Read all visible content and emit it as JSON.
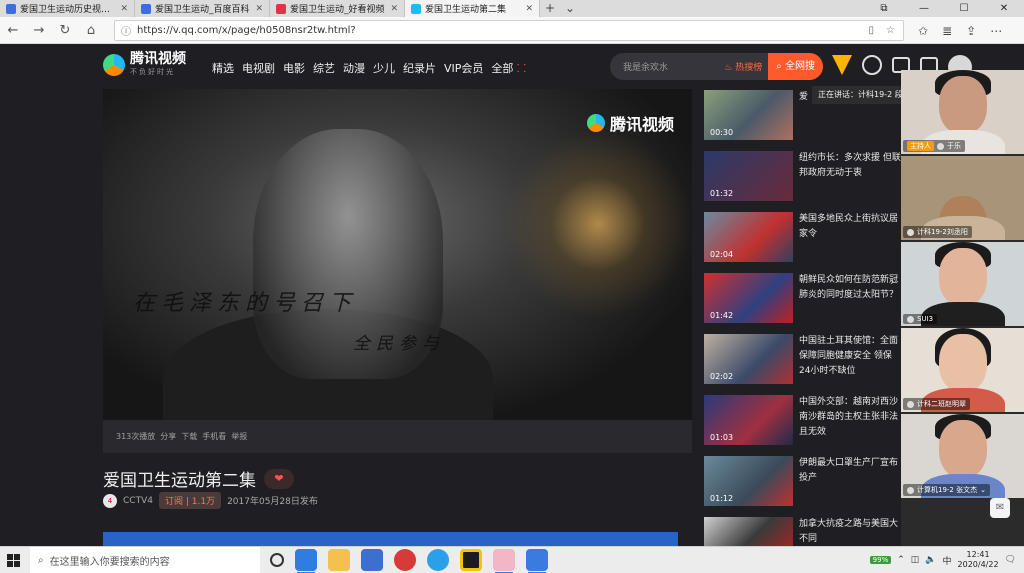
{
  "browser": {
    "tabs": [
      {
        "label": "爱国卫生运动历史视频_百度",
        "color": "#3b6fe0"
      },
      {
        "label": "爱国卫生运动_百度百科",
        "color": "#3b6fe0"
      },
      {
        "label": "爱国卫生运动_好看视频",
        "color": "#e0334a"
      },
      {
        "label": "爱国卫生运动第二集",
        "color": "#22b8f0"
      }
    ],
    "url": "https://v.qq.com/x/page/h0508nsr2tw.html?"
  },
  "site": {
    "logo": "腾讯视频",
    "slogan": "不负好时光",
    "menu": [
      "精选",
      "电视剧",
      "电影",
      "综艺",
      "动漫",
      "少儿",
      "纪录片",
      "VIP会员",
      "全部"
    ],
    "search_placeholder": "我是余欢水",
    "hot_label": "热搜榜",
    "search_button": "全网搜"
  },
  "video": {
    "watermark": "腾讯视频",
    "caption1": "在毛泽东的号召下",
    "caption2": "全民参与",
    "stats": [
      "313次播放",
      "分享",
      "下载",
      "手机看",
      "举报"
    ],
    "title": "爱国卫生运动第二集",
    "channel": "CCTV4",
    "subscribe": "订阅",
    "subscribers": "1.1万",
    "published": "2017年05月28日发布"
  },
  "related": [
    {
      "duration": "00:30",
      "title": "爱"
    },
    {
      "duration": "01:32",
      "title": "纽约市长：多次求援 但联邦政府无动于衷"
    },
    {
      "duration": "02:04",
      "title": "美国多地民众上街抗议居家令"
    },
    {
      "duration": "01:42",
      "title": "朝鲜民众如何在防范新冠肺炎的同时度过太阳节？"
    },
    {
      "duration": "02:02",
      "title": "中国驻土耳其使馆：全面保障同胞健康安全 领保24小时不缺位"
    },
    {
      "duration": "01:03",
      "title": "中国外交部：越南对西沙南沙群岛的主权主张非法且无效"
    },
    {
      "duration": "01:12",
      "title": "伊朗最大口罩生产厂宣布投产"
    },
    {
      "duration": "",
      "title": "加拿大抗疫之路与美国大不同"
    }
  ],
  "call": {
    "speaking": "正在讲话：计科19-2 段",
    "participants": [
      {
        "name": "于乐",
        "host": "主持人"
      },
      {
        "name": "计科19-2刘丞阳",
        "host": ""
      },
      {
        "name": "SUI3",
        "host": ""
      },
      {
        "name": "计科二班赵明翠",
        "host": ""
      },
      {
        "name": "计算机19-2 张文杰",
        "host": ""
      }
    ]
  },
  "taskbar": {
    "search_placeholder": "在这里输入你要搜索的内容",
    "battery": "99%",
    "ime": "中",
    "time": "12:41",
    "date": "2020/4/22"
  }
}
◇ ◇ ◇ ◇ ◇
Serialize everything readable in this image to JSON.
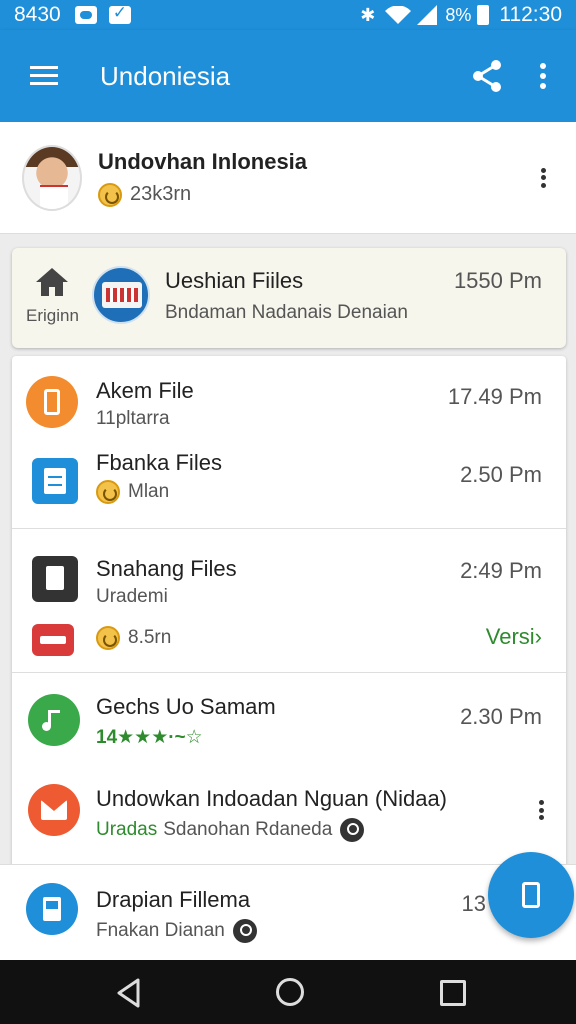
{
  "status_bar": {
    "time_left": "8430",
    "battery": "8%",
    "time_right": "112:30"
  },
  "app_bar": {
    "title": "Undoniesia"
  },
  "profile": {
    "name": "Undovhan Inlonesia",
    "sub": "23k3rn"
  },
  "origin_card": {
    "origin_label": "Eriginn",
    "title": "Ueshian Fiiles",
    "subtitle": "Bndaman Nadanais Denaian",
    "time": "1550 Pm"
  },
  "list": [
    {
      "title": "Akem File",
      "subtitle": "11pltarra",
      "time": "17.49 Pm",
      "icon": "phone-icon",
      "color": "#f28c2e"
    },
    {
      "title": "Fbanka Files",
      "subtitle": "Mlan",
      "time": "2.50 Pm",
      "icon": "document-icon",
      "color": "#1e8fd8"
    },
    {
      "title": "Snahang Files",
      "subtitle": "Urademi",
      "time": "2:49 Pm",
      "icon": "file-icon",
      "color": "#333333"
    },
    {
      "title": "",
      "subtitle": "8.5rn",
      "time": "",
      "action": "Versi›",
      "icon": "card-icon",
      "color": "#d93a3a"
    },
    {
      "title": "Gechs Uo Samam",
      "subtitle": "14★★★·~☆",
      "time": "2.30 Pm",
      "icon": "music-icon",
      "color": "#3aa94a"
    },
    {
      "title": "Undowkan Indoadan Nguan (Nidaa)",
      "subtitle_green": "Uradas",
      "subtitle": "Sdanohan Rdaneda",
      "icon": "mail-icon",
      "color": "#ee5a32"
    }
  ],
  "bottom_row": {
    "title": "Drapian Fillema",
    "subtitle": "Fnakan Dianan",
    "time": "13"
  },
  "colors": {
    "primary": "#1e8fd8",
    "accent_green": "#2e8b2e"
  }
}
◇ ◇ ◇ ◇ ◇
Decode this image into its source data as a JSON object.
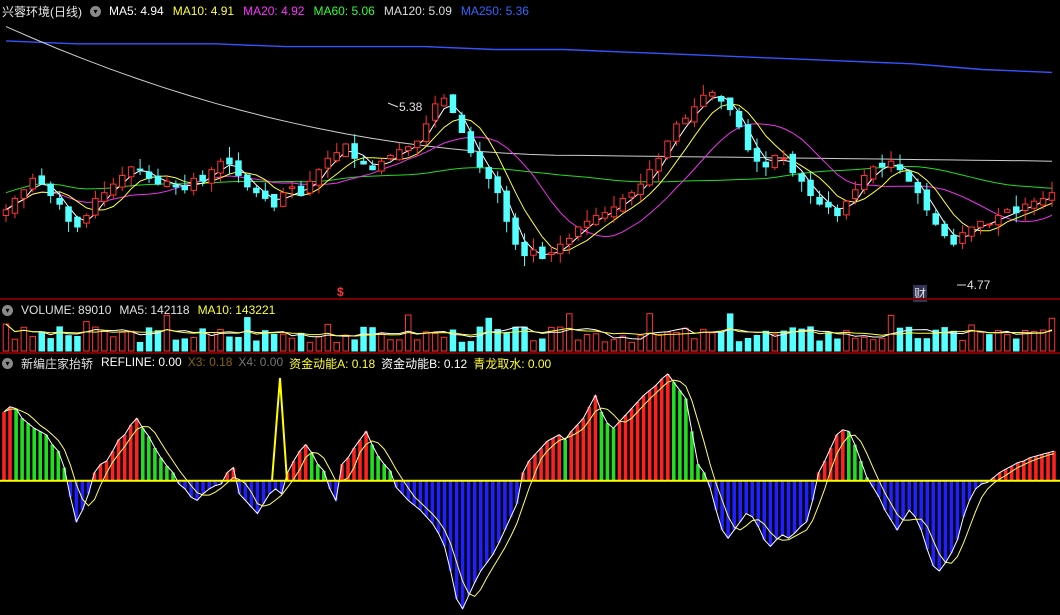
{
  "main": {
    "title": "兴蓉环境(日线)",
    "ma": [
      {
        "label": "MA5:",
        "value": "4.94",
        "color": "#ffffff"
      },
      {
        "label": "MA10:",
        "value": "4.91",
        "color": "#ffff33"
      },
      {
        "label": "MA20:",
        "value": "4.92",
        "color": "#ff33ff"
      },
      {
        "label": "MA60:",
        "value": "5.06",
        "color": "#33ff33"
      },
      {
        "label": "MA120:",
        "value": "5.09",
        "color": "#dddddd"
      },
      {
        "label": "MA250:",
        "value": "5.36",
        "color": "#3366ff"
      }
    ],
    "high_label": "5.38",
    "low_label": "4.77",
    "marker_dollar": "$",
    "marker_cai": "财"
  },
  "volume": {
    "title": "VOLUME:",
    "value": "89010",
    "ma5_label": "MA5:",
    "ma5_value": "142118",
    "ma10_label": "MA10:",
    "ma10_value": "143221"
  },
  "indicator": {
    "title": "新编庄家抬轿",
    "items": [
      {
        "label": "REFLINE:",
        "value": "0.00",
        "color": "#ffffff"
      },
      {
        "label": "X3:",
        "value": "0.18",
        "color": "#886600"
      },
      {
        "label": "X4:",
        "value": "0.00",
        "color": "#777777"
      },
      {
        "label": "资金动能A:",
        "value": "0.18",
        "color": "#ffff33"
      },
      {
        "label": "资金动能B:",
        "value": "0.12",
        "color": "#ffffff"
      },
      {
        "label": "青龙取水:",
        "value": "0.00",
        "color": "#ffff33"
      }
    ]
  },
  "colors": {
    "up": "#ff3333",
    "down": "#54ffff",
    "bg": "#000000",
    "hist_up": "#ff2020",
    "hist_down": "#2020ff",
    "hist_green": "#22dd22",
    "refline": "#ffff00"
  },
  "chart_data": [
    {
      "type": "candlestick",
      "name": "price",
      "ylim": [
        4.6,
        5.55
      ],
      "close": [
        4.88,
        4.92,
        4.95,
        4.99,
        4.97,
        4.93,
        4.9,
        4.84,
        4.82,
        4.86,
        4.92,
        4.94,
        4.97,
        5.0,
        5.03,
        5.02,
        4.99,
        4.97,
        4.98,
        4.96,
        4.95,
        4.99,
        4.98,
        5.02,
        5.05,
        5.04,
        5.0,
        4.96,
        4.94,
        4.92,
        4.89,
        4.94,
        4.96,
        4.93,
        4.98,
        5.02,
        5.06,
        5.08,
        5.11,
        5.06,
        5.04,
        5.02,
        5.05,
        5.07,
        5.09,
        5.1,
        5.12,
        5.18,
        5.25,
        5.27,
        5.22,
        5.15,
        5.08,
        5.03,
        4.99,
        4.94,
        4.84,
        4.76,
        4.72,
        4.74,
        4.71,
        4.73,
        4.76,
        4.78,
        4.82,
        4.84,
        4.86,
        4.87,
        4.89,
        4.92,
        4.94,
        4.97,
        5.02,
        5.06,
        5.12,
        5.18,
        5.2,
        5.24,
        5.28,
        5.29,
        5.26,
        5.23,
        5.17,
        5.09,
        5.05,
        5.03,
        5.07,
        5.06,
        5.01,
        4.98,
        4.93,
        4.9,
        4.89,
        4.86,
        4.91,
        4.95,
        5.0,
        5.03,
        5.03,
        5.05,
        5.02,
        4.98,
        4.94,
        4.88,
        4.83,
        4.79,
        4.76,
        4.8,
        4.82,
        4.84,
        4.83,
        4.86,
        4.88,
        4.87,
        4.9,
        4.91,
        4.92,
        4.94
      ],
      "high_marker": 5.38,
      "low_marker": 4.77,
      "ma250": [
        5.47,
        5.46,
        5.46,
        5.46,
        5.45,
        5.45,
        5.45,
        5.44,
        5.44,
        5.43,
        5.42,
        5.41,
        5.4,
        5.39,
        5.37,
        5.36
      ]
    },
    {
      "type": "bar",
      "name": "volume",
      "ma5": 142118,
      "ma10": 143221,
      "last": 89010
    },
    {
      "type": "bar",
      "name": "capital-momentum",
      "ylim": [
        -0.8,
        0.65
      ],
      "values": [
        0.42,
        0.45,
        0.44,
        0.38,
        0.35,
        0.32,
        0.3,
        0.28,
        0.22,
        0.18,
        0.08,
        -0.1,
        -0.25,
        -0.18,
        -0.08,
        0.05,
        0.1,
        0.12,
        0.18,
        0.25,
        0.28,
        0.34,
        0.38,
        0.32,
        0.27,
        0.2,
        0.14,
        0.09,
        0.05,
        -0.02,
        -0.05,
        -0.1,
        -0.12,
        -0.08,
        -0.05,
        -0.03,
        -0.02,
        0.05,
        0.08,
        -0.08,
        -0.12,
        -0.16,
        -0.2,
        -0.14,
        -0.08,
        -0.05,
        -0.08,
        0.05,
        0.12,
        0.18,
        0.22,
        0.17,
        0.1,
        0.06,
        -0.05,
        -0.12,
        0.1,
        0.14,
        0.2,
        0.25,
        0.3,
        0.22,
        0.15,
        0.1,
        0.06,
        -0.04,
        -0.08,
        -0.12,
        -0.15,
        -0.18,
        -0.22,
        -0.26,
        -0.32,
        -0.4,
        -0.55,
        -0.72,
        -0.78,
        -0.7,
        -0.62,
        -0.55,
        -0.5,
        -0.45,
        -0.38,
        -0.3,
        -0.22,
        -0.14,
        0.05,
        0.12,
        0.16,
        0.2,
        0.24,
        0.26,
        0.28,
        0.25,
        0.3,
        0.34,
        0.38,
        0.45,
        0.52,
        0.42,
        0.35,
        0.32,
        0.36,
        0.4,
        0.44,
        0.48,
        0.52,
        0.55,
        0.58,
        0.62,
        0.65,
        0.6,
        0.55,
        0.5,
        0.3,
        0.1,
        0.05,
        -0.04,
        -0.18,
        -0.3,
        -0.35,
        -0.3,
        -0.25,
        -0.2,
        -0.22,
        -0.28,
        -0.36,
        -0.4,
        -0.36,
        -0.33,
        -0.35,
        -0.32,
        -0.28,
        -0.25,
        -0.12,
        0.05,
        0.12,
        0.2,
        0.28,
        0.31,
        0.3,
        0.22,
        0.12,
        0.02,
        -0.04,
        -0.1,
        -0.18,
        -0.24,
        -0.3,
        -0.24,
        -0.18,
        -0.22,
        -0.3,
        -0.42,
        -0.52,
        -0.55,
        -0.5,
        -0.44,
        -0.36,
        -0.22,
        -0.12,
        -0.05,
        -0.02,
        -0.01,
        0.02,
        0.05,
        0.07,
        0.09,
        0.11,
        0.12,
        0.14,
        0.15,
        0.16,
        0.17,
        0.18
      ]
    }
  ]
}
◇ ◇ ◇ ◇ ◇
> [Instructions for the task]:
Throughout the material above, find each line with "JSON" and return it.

> [Task response]:
Read all visible content and emit it as JSON.
Serialize everything readable in this image to JSON.
Decode this image into its source data as a JSON object.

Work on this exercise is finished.